All entries need to be written out again exactly, without their pictures.

RECORDS PROVIDED:
◇ ◇ ◇ ◇ ◇ ◇ ◇
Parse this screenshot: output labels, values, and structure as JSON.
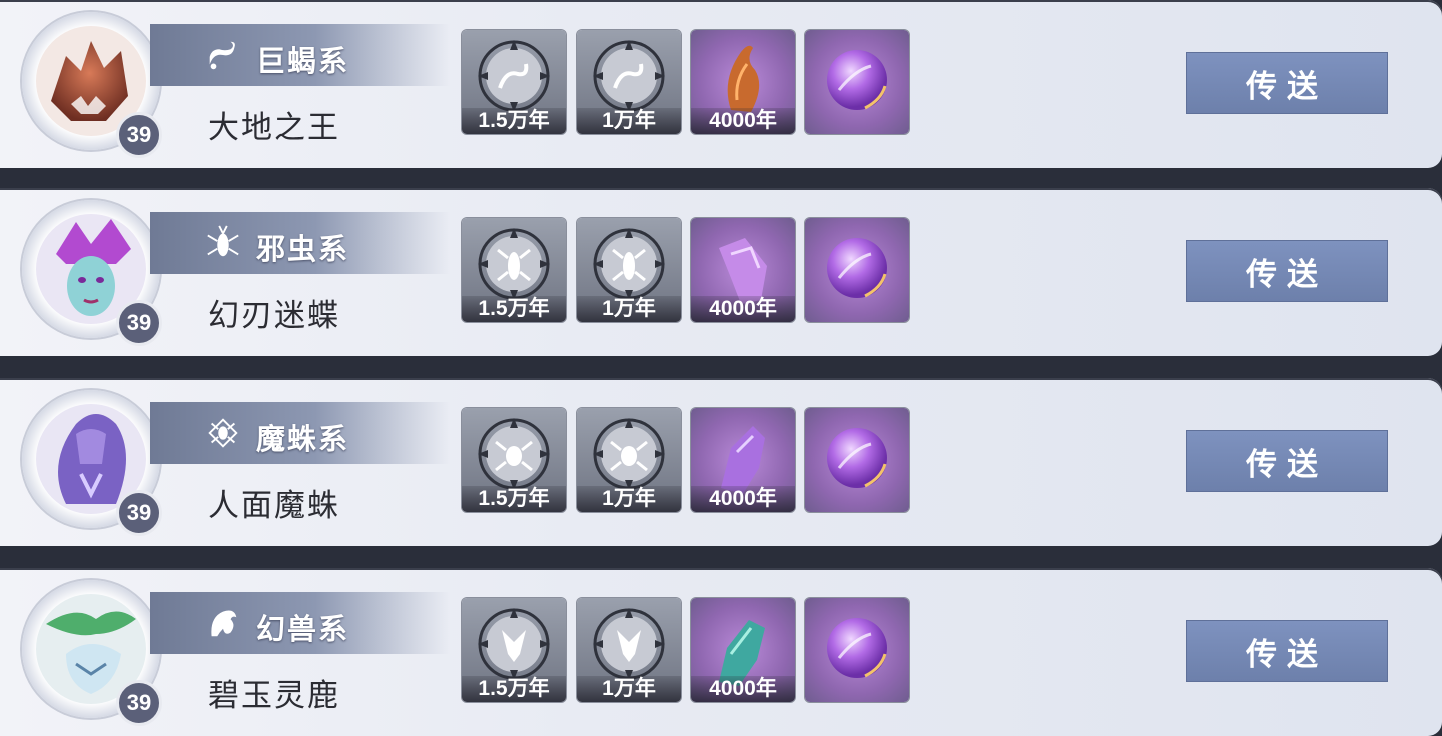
{
  "rows": [
    {
      "type_icon": "scorpion-icon",
      "type_label": "巨蝎系",
      "name": "大地之王",
      "level": "39",
      "items": [
        {
          "icon": "scorpion-bone-icon",
          "caption": "1.5万年"
        },
        {
          "icon": "scorpion-bone-icon",
          "caption": "1万年"
        },
        {
          "icon": "claw-bone-icon",
          "caption": "4000年"
        },
        {
          "icon": "purple-orb-icon",
          "caption": ""
        }
      ],
      "button": "传送"
    },
    {
      "type_icon": "bug-icon",
      "type_label": "邪虫系",
      "name": "幻刃迷蝶",
      "level": "39",
      "items": [
        {
          "icon": "bug-bone-icon",
          "caption": "1.5万年"
        },
        {
          "icon": "bug-bone-icon",
          "caption": "1万年"
        },
        {
          "icon": "arm-bone-icon",
          "caption": "4000年"
        },
        {
          "icon": "purple-orb-icon",
          "caption": ""
        }
      ],
      "button": "传送"
    },
    {
      "type_icon": "spider-icon",
      "type_label": "魔蛛系",
      "name": "人面魔蛛",
      "level": "39",
      "items": [
        {
          "icon": "spider-bone-icon",
          "caption": "1.5万年"
        },
        {
          "icon": "spider-bone-icon",
          "caption": "1万年"
        },
        {
          "icon": "arm-bone-icon",
          "caption": "4000年"
        },
        {
          "icon": "purple-orb-icon",
          "caption": ""
        }
      ],
      "button": "传送"
    },
    {
      "type_icon": "beast-icon",
      "type_label": "幻兽系",
      "name": "碧玉灵鹿",
      "level": "39",
      "items": [
        {
          "icon": "beast-bone-icon",
          "caption": "1.5万年"
        },
        {
          "icon": "beast-bone-icon",
          "caption": "1万年"
        },
        {
          "icon": "jade-arm-bone-icon",
          "caption": "4000年"
        },
        {
          "icon": "purple-orb-icon",
          "caption": ""
        }
      ],
      "button": "传送"
    }
  ],
  "colors": {
    "row_bg": "#e8ebf3",
    "type_bar": "#7f8aa5",
    "button": "#7588b5",
    "level_badge": "#5b6079"
  }
}
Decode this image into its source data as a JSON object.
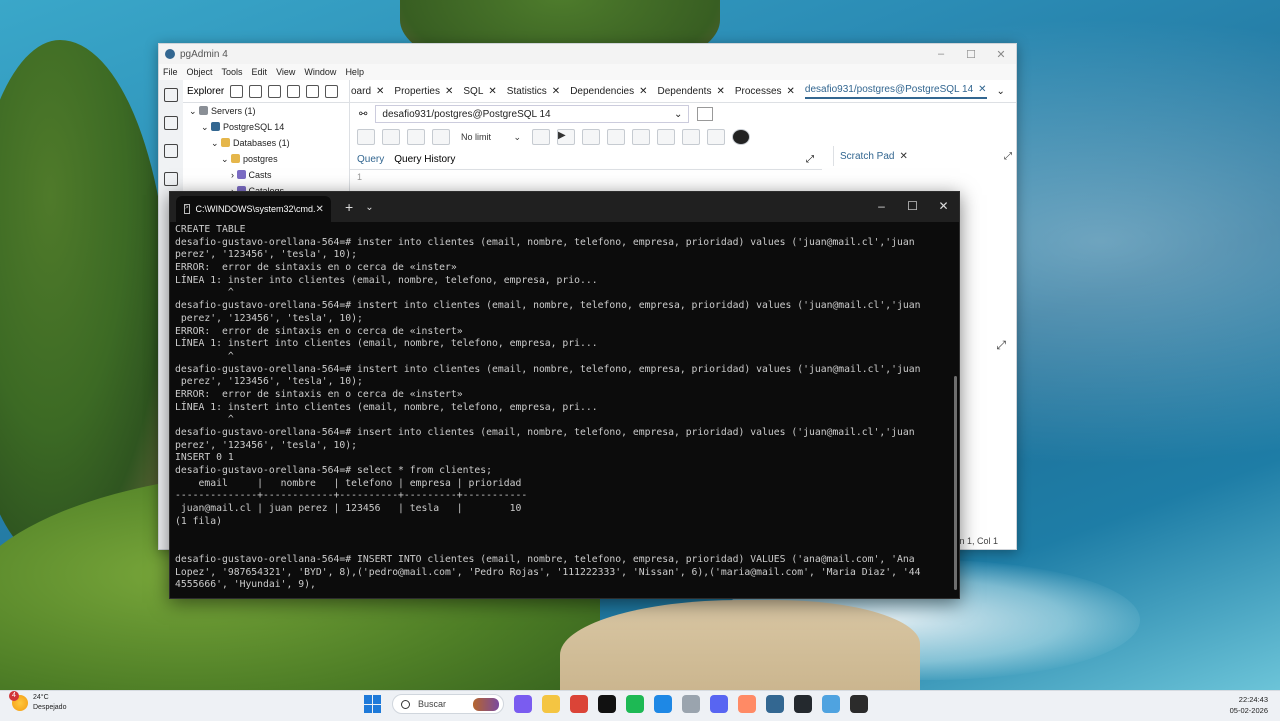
{
  "pgadmin": {
    "title": "pgAdmin 4",
    "menu": [
      "File",
      "Object",
      "Tools",
      "Edit",
      "View",
      "Window",
      "Help"
    ],
    "explorer_label": "Explorer",
    "tree": [
      {
        "label": "Servers (1)",
        "color": "#8a8f96"
      },
      {
        "label": "PostgreSQL 14",
        "color": "#336791"
      },
      {
        "label": "Databases (1)",
        "color": "#e5b64b"
      },
      {
        "label": "postgres",
        "color": "#e5b64b"
      },
      {
        "label": "Casts",
        "color": "#7b6cc4"
      },
      {
        "label": "Catalogs",
        "color": "#7b6cc4"
      }
    ],
    "tabs": [
      "oard",
      "Properties",
      "SQL",
      "Statistics",
      "Dependencies",
      "Dependents",
      "Processes",
      "desafio931/postgres@PostgreSQL 14"
    ],
    "connection": "desafio931/postgres@PostgreSQL 14",
    "no_limit": "No limit",
    "query_tab": "Query",
    "history_tab": "Query History",
    "scratch_pad": "Scratch Pad",
    "line_number": "1",
    "status": "n 1, Col 1"
  },
  "cmd": {
    "tab_title": "C:\\WINDOWS\\system32\\cmd.",
    "lines": [
      "CREATE TABLE",
      "desafio-gustavo-orellana-564=# inster into clientes (email, nombre, telefono, empresa, prioridad) values ('juan@mail.cl','juan",
      "perez', '123456', 'tesla', 10);",
      "ERROR:  error de sintaxis en o cerca de «inster»",
      "LÍNEA 1: inster into clientes (email, nombre, telefono, empresa, prio...",
      "         ^",
      "desafio-gustavo-orellana-564=# instert into clientes (email, nombre, telefono, empresa, prioridad) values ('juan@mail.cl','juan",
      " perez', '123456', 'tesla', 10);",
      "ERROR:  error de sintaxis en o cerca de «instert»",
      "LÍNEA 1: instert into clientes (email, nombre, telefono, empresa, pri...",
      "         ^",
      "desafio-gustavo-orellana-564=# instert into clientes (email, nombre, telefono, empresa, prioridad) values ('juan@mail.cl','juan",
      " perez', '123456', 'tesla', 10);",
      "ERROR:  error de sintaxis en o cerca de «instert»",
      "LÍNEA 1: instert into clientes (email, nombre, telefono, empresa, pri...",
      "         ^",
      "desafio-gustavo-orellana-564=# insert into clientes (email, nombre, telefono, empresa, prioridad) values ('juan@mail.cl','juan",
      "perez', '123456', 'tesla', 10);",
      "INSERT 0 1",
      "desafio-gustavo-orellana-564=# select * from clientes;",
      "    email     |   nombre   | telefono | empresa | prioridad",
      "--------------+------------+----------+---------+-----------",
      " juan@mail.cl | juan perez | 123456   | tesla   |        10",
      "(1 fila)",
      "",
      "",
      "desafio-gustavo-orellana-564=# INSERT INTO clientes (email, nombre, telefono, empresa, prioridad) VALUES ('ana@mail.com', 'Ana",
      "Lopez', '987654321', 'BYD', 8),('pedro@mail.com', 'Pedro Rojas', '111222333', 'Nissan', 6),('maria@mail.com', 'Maria Diaz', '44",
      "4555666', 'Hyundai', 9),"
    ]
  },
  "taskbar": {
    "weather_temp": "24°C",
    "weather_desc": "Despejado",
    "weather_badge": "4",
    "search_placeholder": "Buscar",
    "time": "22:24:43",
    "date": "05-02-2026",
    "apps": [
      {
        "name": "copilot",
        "color": "#7a5cf0"
      },
      {
        "name": "file-explorer",
        "color": "#f4c542"
      },
      {
        "name": "chrome",
        "color": "#db4437"
      },
      {
        "name": "notion",
        "color": "#111111"
      },
      {
        "name": "spotify",
        "color": "#1db954"
      },
      {
        "name": "vscode",
        "color": "#1e88e5"
      },
      {
        "name": "database",
        "color": "#9aa4ae"
      },
      {
        "name": "discord",
        "color": "#5865f2"
      },
      {
        "name": "paint",
        "color": "#ff8a65"
      },
      {
        "name": "pgadmin",
        "color": "#336791"
      },
      {
        "name": "github",
        "color": "#24292e"
      },
      {
        "name": "notepad",
        "color": "#4fa3e0"
      },
      {
        "name": "terminal",
        "color": "#2b2b2b"
      }
    ]
  },
  "colors": {
    "pg_accent": "#326690",
    "terminal_bg": "#0c0c0c",
    "terminal_text": "#cccccc"
  }
}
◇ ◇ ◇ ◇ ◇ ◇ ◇
RESULT FOR THIS TASK:
Parse this screenshot: output labels, values, and structure as JSON.
{
  "rows": [
    {
      "type_icon": "scorpion-icon",
      "type_label": "巨蝎系",
      "name": "大地之王",
      "level": "39",
      "items": [
        {
          "icon": "scorpion-bone-icon",
          "caption": "1.5万年"
        },
        {
          "icon": "scorpion-bone-icon",
          "caption": "1万年"
        },
        {
          "icon": "claw-bone-icon",
          "caption": "4000年"
        },
        {
          "icon": "purple-orb-icon",
          "caption": ""
        }
      ],
      "button": "传送"
    },
    {
      "type_icon": "bug-icon",
      "type_label": "邪虫系",
      "name": "幻刃迷蝶",
      "level": "39",
      "items": [
        {
          "icon": "bug-bone-icon",
          "caption": "1.5万年"
        },
        {
          "icon": "bug-bone-icon",
          "caption": "1万年"
        },
        {
          "icon": "arm-bone-icon",
          "caption": "4000年"
        },
        {
          "icon": "purple-orb-icon",
          "caption": ""
        }
      ],
      "button": "传送"
    },
    {
      "type_icon": "spider-icon",
      "type_label": "魔蛛系",
      "name": "人面魔蛛",
      "level": "39",
      "items": [
        {
          "icon": "spider-bone-icon",
          "caption": "1.5万年"
        },
        {
          "icon": "spider-bone-icon",
          "caption": "1万年"
        },
        {
          "icon": "arm-bone-icon",
          "caption": "4000年"
        },
        {
          "icon": "purple-orb-icon",
          "caption": ""
        }
      ],
      "button": "传送"
    },
    {
      "type_icon": "beast-icon",
      "type_label": "幻兽系",
      "name": "碧玉灵鹿",
      "level": "39",
      "items": [
        {
          "icon": "beast-bone-icon",
          "caption": "1.5万年"
        },
        {
          "icon": "beast-bone-icon",
          "caption": "1万年"
        },
        {
          "icon": "jade-arm-bone-icon",
          "caption": "4000年"
        },
        {
          "icon": "purple-orb-icon",
          "caption": ""
        }
      ],
      "button": "传送"
    }
  ],
  "colors": {
    "row_bg": "#e8ebf3",
    "type_bar": "#7f8aa5",
    "button": "#7588b5",
    "level_badge": "#5b6079"
  }
}
Decode this image into its source data as a JSON object.
{
  "pgadmin": {
    "title": "pgAdmin 4",
    "menu": [
      "File",
      "Object",
      "Tools",
      "Edit",
      "View",
      "Window",
      "Help"
    ],
    "explorer_label": "Explorer",
    "tree": [
      {
        "label": "Servers (1)",
        "color": "#8a8f96"
      },
      {
        "label": "PostgreSQL 14",
        "color": "#336791"
      },
      {
        "label": "Databases (1)",
        "color": "#e5b64b"
      },
      {
        "label": "postgres",
        "color": "#e5b64b"
      },
      {
        "label": "Casts",
        "color": "#7b6cc4"
      },
      {
        "label": "Catalogs",
        "color": "#7b6cc4"
      }
    ],
    "tabs": [
      "oard",
      "Properties",
      "SQL",
      "Statistics",
      "Dependencies",
      "Dependents",
      "Processes",
      "desafio931/postgres@PostgreSQL 14"
    ],
    "connection": "desafio931/postgres@PostgreSQL 14",
    "no_limit": "No limit",
    "query_tab": "Query",
    "history_tab": "Query History",
    "scratch_pad": "Scratch Pad",
    "line_number": "1",
    "status": "n 1, Col 1"
  },
  "cmd": {
    "tab_title": "C:\\WINDOWS\\system32\\cmd.",
    "lines": [
      "CREATE TABLE",
      "desafio-gustavo-orellana-564=# inster into clientes (email, nombre, telefono, empresa, prioridad) values ('juan@mail.cl','juan",
      "perez', '123456', 'tesla', 10);",
      "ERROR:  error de sintaxis en o cerca de «inster»",
      "LÍNEA 1: inster into clientes (email, nombre, telefono, empresa, prio...",
      "         ^",
      "desafio-gustavo-orellana-564=# instert into clientes (email, nombre, telefono, empresa, prioridad) values ('juan@mail.cl','juan",
      " perez', '123456', 'tesla', 10);",
      "ERROR:  error de sintaxis en o cerca de «instert»",
      "LÍNEA 1: instert into clientes (email, nombre, telefono, empresa, pri...",
      "         ^",
      "desafio-gustavo-orellana-564=# instert into clientes (email, nombre, telefono, empresa, prioridad) values ('juan@mail.cl','juan",
      " perez', '123456', 'tesla', 10);",
      "ERROR:  error de sintaxis en o cerca de «instert»",
      "LÍNEA 1: instert into clientes (email, nombre, telefono, empresa, pri...",
      "         ^",
      "desafio-gustavo-orellana-564=# insert into clientes (email, nombre, telefono, empresa, prioridad) values ('juan@mail.cl','juan",
      "perez', '123456', 'tesla', 10);",
      "INSERT 0 1",
      "desafio-gustavo-orellana-564=# select * from clientes;",
      "    email     |   nombre   | telefono | empresa | prioridad",
      "--------------+------------+----------+---------+-----------",
      " juan@mail.cl | juan perez | 123456   | tesla   |        10",
      "(1 fila)",
      "",
      "",
      "desafio-gustavo-orellana-564=# INSERT INTO clientes (email, nombre, telefono, empresa, prioridad) VALUES ('ana@mail.com', 'Ana",
      "Lopez', '987654321', 'BYD', 8),('pedro@mail.com', 'Pedro Rojas', '111222333', 'Nissan', 6),('maria@mail.com', 'Maria Diaz', '44",
      "4555666', 'Hyundai', 9),"
    ]
  },
  "taskbar": {
    "weather_temp": "24°C",
    "weather_desc": "Despejado",
    "weather_badge": "4",
    "search_placeholder": "Buscar",
    "time": "22:24:43",
    "date": "05-02-2026",
    "apps": [
      {
        "name": "copilot",
        "color": "#7a5cf0"
      },
      {
        "name": "file-explorer",
        "color": "#f4c542"
      },
      {
        "name": "chrome",
        "color": "#db4437"
      },
      {
        "name": "notion",
        "color": "#111111"
      },
      {
        "name": "spotify",
        "color": "#1db954"
      },
      {
        "name": "vscode",
        "color": "#1e88e5"
      },
      {
        "name": "database",
        "color": "#9aa4ae"
      },
      {
        "name": "discord",
        "color": "#5865f2"
      },
      {
        "name": "paint",
        "color": "#ff8a65"
      },
      {
        "name": "pgadmin",
        "color": "#336791"
      },
      {
        "name": "github",
        "color": "#24292e"
      },
      {
        "name": "notepad",
        "color": "#4fa3e0"
      },
      {
        "name": "terminal",
        "color": "#2b2b2b"
      }
    ]
  },
  "colors": {
    "pg_accent": "#326690",
    "terminal_bg": "#0c0c0c",
    "terminal_text": "#cccccc"
  }
}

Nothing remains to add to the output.